Problem statement: Set down every record exactly as it appears.

Source material:
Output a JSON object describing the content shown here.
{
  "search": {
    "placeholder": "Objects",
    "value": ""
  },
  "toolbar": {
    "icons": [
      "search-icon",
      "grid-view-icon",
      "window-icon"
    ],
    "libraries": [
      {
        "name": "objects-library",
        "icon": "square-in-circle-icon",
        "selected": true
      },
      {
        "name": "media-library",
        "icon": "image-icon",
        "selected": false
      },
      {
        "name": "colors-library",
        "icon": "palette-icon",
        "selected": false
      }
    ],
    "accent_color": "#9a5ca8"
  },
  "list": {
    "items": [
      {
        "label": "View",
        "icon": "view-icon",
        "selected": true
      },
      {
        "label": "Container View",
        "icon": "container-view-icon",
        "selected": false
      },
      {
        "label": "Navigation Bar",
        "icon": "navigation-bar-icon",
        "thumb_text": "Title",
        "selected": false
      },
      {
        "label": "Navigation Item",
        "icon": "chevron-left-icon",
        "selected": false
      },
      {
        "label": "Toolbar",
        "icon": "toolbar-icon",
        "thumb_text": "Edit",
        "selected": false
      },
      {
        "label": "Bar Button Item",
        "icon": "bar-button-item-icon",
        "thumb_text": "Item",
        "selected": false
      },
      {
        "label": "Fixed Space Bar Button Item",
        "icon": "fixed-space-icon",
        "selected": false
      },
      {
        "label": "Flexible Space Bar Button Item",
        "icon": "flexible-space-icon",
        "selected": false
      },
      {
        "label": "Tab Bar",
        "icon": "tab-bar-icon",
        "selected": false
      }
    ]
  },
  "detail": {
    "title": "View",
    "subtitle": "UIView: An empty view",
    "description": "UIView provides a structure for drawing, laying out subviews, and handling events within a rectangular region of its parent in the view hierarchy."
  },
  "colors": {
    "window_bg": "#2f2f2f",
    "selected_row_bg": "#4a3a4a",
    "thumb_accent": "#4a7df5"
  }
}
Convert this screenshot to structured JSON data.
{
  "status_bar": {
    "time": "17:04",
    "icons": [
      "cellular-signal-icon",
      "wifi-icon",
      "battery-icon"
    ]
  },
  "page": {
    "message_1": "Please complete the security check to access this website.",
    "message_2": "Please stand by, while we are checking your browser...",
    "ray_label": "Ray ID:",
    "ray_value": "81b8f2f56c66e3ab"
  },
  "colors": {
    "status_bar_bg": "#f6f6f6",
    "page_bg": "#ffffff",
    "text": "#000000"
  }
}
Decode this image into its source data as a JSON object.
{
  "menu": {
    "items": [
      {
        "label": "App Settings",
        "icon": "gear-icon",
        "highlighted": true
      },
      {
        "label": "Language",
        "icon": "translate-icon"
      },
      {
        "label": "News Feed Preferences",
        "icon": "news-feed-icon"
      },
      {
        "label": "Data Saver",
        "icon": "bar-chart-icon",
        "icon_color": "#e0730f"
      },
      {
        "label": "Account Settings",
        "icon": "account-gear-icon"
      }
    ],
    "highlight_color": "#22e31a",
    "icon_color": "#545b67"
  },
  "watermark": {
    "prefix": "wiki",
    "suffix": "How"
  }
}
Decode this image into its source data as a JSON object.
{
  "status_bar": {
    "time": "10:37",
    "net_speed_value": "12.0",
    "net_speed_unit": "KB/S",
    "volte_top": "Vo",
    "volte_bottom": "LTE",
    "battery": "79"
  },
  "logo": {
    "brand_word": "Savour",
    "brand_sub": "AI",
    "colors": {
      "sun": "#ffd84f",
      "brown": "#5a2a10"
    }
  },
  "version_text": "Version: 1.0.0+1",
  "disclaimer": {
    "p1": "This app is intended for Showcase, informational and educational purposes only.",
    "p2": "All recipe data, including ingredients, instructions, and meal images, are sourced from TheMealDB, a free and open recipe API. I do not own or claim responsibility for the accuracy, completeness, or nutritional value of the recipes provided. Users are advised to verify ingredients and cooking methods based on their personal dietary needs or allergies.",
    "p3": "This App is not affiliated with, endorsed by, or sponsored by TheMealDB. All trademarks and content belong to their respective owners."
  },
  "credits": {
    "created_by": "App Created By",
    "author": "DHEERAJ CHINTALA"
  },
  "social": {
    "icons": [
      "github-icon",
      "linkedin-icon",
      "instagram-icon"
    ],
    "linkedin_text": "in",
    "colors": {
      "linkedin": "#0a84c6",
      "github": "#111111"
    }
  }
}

Exercise solution:
Output a JSON object describing the content shown here.
{
  "search": {
    "placeholder": "Objects",
    "value": ""
  },
  "toolbar": {
    "icons": [
      "search-icon",
      "grid-view-icon",
      "window-icon"
    ],
    "libraries": [
      {
        "name": "objects-library",
        "icon": "square-in-circle-icon",
        "selected": true
      },
      {
        "name": "media-library",
        "icon": "image-icon",
        "selected": false
      },
      {
        "name": "colors-library",
        "icon": "palette-icon",
        "selected": false
      }
    ],
    "accent_color": "#9a5ca8"
  },
  "list": {
    "items": [
      {
        "label": "View",
        "icon": "view-icon",
        "selected": true
      },
      {
        "label": "Container View",
        "icon": "container-view-icon",
        "selected": false
      },
      {
        "label": "Navigation Bar",
        "icon": "navigation-bar-icon",
        "thumb_text": "Title",
        "selected": false
      },
      {
        "label": "Navigation Item",
        "icon": "chevron-left-icon",
        "selected": false
      },
      {
        "label": "Toolbar",
        "icon": "toolbar-icon",
        "thumb_text": "Edit",
        "selected": false
      },
      {
        "label": "Bar Button Item",
        "icon": "bar-button-item-icon",
        "thumb_text": "Item",
        "selected": false
      },
      {
        "label": "Fixed Space Bar Button Item",
        "icon": "fixed-space-icon",
        "selected": false
      },
      {
        "label": "Flexible Space Bar Button Item",
        "icon": "flexible-space-icon",
        "selected": false
      },
      {
        "label": "Tab Bar",
        "icon": "tab-bar-icon",
        "selected": false
      }
    ]
  },
  "detail": {
    "title": "View",
    "subtitle": "UIView: An empty view",
    "description": "UIView provides a structure for drawing, laying out subviews, and handling events within a rectangular region of its parent in the view hierarchy."
  },
  "colors": {
    "window_bg": "#2f2f2f",
    "selected_row_bg": "#4a3a4a",
    "thumb_accent": "#4a7df5"
  }
}
Convert this screenshot to structured JSON data.
{
  "status_bar": {
    "time": "17:04",
    "icons": [
      "cellular-signal-icon",
      "wifi-icon",
      "battery-icon"
    ]
  },
  "page": {
    "message_1": "Please complete the security check to access this website.",
    "message_2": "Please stand by, while we are checking your browser...",
    "ray_label": "Ray ID:",
    "ray_value": "81b8f2f56c66e3ab"
  },
  "colors": {
    "status_bar_bg": "#f6f6f6",
    "page_bg": "#ffffff",
    "text": "#000000"
  }
}
Decode this image into its source data as a JSON object.
{
  "menu": {
    "items": [
      {
        "label": "App Settings",
        "icon": "gear-icon",
        "highlighted": true
      },
      {
        "label": "Language",
        "icon": "translate-icon"
      },
      {
        "label": "News Feed Preferences",
        "icon": "news-feed-icon"
      },
      {
        "label": "Data Saver",
        "icon": "bar-chart-icon",
        "icon_color": "#e0730f"
      },
      {
        "label": "Account Settings",
        "icon": "account-gear-icon"
      }
    ],
    "highlight_color": "#22e31a",
    "icon_color": "#545b67"
  },
  "watermark": {
    "prefix": "wiki",
    "suffix": "How"
  }
}
Decode this image into its source data as a JSON object.
{
  "status_bar": {
    "time": "10:37",
    "net_speed_value": "12.0",
    "net_speed_unit": "KB/S",
    "volte_top": "Vo",
    "volte_bottom": "LTE",
    "battery": "79"
  },
  "logo": {
    "brand_word": "Savour",
    "brand_sub": "AI",
    "colors": {
      "sun": "#ffd84f",
      "brown": "#5a2a10"
    }
  },
  "version_text": "Version: 1.0.0+1",
  "disclaimer": {
    "p1": "This app is intended for Showcase, informational and educational purposes only.",
    "p2": "All recipe data, including ingredients, instructions, and meal images, are sourced from TheMealDB, a free and open recipe API. I do not own or claim responsibility for the accuracy, completeness, or nutritional value of the recipes provided. Users are advised to verify ingredients and cooking methods based on their personal dietary needs or allergies.",
    "p3": "This App is not affiliated with, endorsed by, or sponsored by TheMealDB. All trademarks and content belong to their respective owners."
  },
  "credits": {
    "created_by": "App Created By",
    "author": "DHEERAJ CHINTALA"
  },
  "social": {
    "icons": [
      "github-icon",
      "linkedin-icon",
      "instagram-icon"
    ],
    "linkedin_text": "in",
    "colors": {
      "linkedin": "#0a84c6",
      "github": "#111111"
    }
  }
}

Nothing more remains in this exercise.